Partnering clauses have been a component of many appointments for some time now, and have featured in standard contracts.
The construction sector has nevertheless continued to be markedly more adversarial than other professional sectors. As such, onlookers might have considered that the partnering clauses in contracts represented more of a future ideal rather than concrete working practices currently employed. The more cynical might have even remarked that the clauses were something which some participants paid lip-service to rather than actively pursued.
The professional indemnity (PI) insurance market is currently in the throes of the worst hard market in three decades, and faces further uncertainty due to the consequences of COVID-19 and the recessionary effects the anti-coronavirus measures have prompted.

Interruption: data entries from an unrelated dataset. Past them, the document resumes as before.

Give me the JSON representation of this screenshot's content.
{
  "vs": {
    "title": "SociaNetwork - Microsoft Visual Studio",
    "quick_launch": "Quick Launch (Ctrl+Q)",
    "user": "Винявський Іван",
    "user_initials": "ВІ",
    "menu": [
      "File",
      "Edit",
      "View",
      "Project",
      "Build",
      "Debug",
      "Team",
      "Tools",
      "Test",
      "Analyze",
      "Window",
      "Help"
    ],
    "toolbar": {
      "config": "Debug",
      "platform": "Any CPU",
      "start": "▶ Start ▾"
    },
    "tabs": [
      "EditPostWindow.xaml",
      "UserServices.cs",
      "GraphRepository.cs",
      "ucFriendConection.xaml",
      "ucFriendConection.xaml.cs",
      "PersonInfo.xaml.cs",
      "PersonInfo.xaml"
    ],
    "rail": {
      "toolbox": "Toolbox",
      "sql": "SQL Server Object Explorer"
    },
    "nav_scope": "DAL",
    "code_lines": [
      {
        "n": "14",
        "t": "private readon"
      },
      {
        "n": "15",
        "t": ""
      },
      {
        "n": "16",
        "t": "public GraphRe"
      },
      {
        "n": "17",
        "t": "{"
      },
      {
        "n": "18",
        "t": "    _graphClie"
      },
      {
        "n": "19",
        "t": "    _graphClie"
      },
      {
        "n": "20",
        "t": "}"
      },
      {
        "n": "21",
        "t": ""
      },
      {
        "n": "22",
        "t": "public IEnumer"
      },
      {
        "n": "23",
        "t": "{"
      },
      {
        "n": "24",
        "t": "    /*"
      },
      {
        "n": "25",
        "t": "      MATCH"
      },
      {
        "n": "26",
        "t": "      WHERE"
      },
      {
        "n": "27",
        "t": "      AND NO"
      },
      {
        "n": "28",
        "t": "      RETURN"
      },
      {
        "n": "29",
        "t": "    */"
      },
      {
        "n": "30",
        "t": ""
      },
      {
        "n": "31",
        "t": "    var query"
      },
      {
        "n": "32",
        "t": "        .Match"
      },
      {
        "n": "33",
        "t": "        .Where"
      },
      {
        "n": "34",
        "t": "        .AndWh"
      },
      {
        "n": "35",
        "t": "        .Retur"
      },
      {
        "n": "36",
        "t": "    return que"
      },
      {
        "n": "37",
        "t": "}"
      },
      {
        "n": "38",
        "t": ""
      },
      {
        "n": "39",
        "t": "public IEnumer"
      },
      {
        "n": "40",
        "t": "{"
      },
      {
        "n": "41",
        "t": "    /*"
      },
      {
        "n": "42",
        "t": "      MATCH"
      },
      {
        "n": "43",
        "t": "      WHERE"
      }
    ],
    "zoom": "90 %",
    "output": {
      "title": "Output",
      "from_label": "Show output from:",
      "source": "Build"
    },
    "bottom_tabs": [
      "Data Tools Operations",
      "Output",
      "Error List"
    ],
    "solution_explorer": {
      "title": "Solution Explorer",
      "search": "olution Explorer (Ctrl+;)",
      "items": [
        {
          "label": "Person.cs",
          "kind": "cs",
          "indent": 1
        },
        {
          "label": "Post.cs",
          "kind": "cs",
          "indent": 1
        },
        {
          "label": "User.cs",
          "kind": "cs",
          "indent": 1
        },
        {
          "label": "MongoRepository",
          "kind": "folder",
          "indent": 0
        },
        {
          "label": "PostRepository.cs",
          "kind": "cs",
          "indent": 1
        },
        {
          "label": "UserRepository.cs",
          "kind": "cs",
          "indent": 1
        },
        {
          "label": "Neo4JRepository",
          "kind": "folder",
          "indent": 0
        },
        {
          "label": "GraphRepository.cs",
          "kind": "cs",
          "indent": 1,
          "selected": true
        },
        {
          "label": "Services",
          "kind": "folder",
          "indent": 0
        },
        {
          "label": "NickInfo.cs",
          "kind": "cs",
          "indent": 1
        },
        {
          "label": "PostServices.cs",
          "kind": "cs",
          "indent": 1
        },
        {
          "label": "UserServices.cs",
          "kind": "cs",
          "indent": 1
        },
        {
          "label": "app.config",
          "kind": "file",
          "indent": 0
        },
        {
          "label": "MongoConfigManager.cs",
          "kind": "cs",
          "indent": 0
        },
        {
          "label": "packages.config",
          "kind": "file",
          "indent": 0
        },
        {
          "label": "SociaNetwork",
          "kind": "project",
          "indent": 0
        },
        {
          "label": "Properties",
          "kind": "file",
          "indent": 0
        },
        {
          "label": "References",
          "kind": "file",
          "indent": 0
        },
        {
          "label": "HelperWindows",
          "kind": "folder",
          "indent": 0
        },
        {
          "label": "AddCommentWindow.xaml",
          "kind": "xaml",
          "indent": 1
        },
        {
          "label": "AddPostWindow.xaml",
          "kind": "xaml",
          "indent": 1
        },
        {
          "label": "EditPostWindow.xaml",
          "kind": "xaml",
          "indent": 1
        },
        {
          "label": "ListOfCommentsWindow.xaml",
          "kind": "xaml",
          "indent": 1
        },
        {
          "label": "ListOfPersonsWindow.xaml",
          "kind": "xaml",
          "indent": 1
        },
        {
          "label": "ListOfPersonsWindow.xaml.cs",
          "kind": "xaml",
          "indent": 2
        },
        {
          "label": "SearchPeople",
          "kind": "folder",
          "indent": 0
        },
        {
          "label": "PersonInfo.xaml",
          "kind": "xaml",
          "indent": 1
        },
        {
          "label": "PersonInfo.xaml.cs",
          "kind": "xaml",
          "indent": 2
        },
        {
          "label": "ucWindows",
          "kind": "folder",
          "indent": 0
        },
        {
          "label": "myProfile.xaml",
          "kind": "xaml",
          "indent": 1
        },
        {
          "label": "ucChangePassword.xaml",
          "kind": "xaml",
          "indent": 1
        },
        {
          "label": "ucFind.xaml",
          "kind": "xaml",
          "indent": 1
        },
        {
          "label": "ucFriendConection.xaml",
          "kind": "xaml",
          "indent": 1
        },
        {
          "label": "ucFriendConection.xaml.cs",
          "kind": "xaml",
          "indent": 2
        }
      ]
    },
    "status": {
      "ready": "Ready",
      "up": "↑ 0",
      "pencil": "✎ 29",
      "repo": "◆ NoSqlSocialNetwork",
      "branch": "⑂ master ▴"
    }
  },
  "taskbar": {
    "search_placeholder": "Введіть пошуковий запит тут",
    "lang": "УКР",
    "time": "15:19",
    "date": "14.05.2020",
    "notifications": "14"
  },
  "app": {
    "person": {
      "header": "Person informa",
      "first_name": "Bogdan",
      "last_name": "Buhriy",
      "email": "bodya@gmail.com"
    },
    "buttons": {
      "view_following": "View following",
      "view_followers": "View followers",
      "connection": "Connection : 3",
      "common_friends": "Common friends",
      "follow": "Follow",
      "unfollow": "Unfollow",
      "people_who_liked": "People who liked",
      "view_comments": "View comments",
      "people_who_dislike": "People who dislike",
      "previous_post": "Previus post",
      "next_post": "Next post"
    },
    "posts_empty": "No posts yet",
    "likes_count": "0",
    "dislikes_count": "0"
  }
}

In this difficult market, exclusions relating to cladding, combustibility and fire safety have become commonplace. The application of these clauses has been going on for some time, with contractors first being affected in the closing months of 2018, architects facing them throughout 2019, and a catch up across all the construction professions in 2019-2020. RICS was forced to abandon its resistance to such exclusions earlier this year, and these clauses were permitted to be applied to RICS member firms’ PI insurance, without it rendering the policy non-compliant with RICS requirements.
At the present time it may well be the case that all of a project team would have such exclusions on their PI insurance, whether they were the contractor, architect, structural engineer, fire engineer or quantity surveyor. As such, the project would not have the safety net of PI insurance in relation to cladding and combustibility issues.

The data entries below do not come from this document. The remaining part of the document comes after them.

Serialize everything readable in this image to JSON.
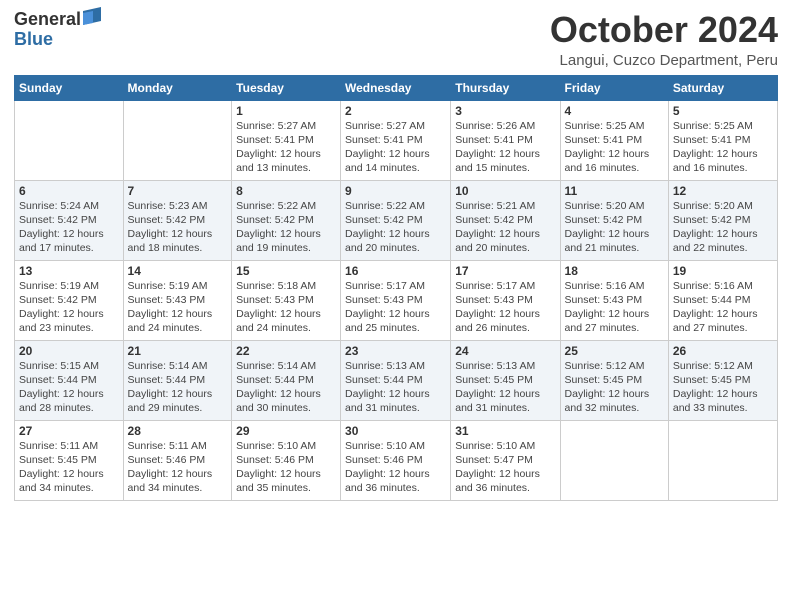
{
  "logo": {
    "general": "General",
    "blue": "Blue"
  },
  "header": {
    "month": "October 2024",
    "location": "Langui, Cuzco Department, Peru"
  },
  "weekdays": [
    "Sunday",
    "Monday",
    "Tuesday",
    "Wednesday",
    "Thursday",
    "Friday",
    "Saturday"
  ],
  "weeks": [
    [
      {
        "day": null,
        "info": null
      },
      {
        "day": null,
        "info": null
      },
      {
        "day": "1",
        "info": "Sunrise: 5:27 AM\nSunset: 5:41 PM\nDaylight: 12 hours and 13 minutes."
      },
      {
        "day": "2",
        "info": "Sunrise: 5:27 AM\nSunset: 5:41 PM\nDaylight: 12 hours and 14 minutes."
      },
      {
        "day": "3",
        "info": "Sunrise: 5:26 AM\nSunset: 5:41 PM\nDaylight: 12 hours and 15 minutes."
      },
      {
        "day": "4",
        "info": "Sunrise: 5:25 AM\nSunset: 5:41 PM\nDaylight: 12 hours and 16 minutes."
      },
      {
        "day": "5",
        "info": "Sunrise: 5:25 AM\nSunset: 5:41 PM\nDaylight: 12 hours and 16 minutes."
      }
    ],
    [
      {
        "day": "6",
        "info": "Sunrise: 5:24 AM\nSunset: 5:42 PM\nDaylight: 12 hours and 17 minutes."
      },
      {
        "day": "7",
        "info": "Sunrise: 5:23 AM\nSunset: 5:42 PM\nDaylight: 12 hours and 18 minutes."
      },
      {
        "day": "8",
        "info": "Sunrise: 5:22 AM\nSunset: 5:42 PM\nDaylight: 12 hours and 19 minutes."
      },
      {
        "day": "9",
        "info": "Sunrise: 5:22 AM\nSunset: 5:42 PM\nDaylight: 12 hours and 20 minutes."
      },
      {
        "day": "10",
        "info": "Sunrise: 5:21 AM\nSunset: 5:42 PM\nDaylight: 12 hours and 20 minutes."
      },
      {
        "day": "11",
        "info": "Sunrise: 5:20 AM\nSunset: 5:42 PM\nDaylight: 12 hours and 21 minutes."
      },
      {
        "day": "12",
        "info": "Sunrise: 5:20 AM\nSunset: 5:42 PM\nDaylight: 12 hours and 22 minutes."
      }
    ],
    [
      {
        "day": "13",
        "info": "Sunrise: 5:19 AM\nSunset: 5:42 PM\nDaylight: 12 hours and 23 minutes."
      },
      {
        "day": "14",
        "info": "Sunrise: 5:19 AM\nSunset: 5:43 PM\nDaylight: 12 hours and 24 minutes."
      },
      {
        "day": "15",
        "info": "Sunrise: 5:18 AM\nSunset: 5:43 PM\nDaylight: 12 hours and 24 minutes."
      },
      {
        "day": "16",
        "info": "Sunrise: 5:17 AM\nSunset: 5:43 PM\nDaylight: 12 hours and 25 minutes."
      },
      {
        "day": "17",
        "info": "Sunrise: 5:17 AM\nSunset: 5:43 PM\nDaylight: 12 hours and 26 minutes."
      },
      {
        "day": "18",
        "info": "Sunrise: 5:16 AM\nSunset: 5:43 PM\nDaylight: 12 hours and 27 minutes."
      },
      {
        "day": "19",
        "info": "Sunrise: 5:16 AM\nSunset: 5:44 PM\nDaylight: 12 hours and 27 minutes."
      }
    ],
    [
      {
        "day": "20",
        "info": "Sunrise: 5:15 AM\nSunset: 5:44 PM\nDaylight: 12 hours and 28 minutes."
      },
      {
        "day": "21",
        "info": "Sunrise: 5:14 AM\nSunset: 5:44 PM\nDaylight: 12 hours and 29 minutes."
      },
      {
        "day": "22",
        "info": "Sunrise: 5:14 AM\nSunset: 5:44 PM\nDaylight: 12 hours and 30 minutes."
      },
      {
        "day": "23",
        "info": "Sunrise: 5:13 AM\nSunset: 5:44 PM\nDaylight: 12 hours and 31 minutes."
      },
      {
        "day": "24",
        "info": "Sunrise: 5:13 AM\nSunset: 5:45 PM\nDaylight: 12 hours and 31 minutes."
      },
      {
        "day": "25",
        "info": "Sunrise: 5:12 AM\nSunset: 5:45 PM\nDaylight: 12 hours and 32 minutes."
      },
      {
        "day": "26",
        "info": "Sunrise: 5:12 AM\nSunset: 5:45 PM\nDaylight: 12 hours and 33 minutes."
      }
    ],
    [
      {
        "day": "27",
        "info": "Sunrise: 5:11 AM\nSunset: 5:45 PM\nDaylight: 12 hours and 34 minutes."
      },
      {
        "day": "28",
        "info": "Sunrise: 5:11 AM\nSunset: 5:46 PM\nDaylight: 12 hours and 34 minutes."
      },
      {
        "day": "29",
        "info": "Sunrise: 5:10 AM\nSunset: 5:46 PM\nDaylight: 12 hours and 35 minutes."
      },
      {
        "day": "30",
        "info": "Sunrise: 5:10 AM\nSunset: 5:46 PM\nDaylight: 12 hours and 36 minutes."
      },
      {
        "day": "31",
        "info": "Sunrise: 5:10 AM\nSunset: 5:47 PM\nDaylight: 12 hours and 36 minutes."
      },
      {
        "day": null,
        "info": null
      },
      {
        "day": null,
        "info": null
      }
    ]
  ]
}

A frequently asked question at the present time is, what are the parties to do in such a situation?
In the absence of other risk transfer solutions, the main thing the parties can do is to make very sure that a mistake in these areas does not occur. This requires a greater degree of checking and collaboration.
In such an environment, project partnering is much less of an ideal and more of a practical necessity.
If that is the approach taken by the project team, clients will also have to recognise the requirements of such approaches. Quality takes time, and programmes will have to acknowledge that.
It may also signal a return to appointments of external checkers such as the Clerk of Works, which have been utilised less often in the past decade. Conceivably this may have a knock on effect on procurement, as tensions have been perceived between such roles and the Design & Build procurement approach.
The PI market has historically been cyclical and there is optimism that we may presently be in the trough of such a cycle. Observations such as these parallel the calls for a Cladding Re in the same way that there is a national provision for such risks as Flooding and Terrorism.
If the PI market is in such a cycle (and it should be noted that the market had been in a soft market for 12+ years and that all professions are being affected and it is not just the Construction sector) then it might be hoped that the future will bring more benign conditions, and that the present blanket exclusions may be mitigated or removed.
There is no indication how long it may be before this is the case however, and therefore practitioners are in the position of having to take risk mitigation steps to protect themselves now.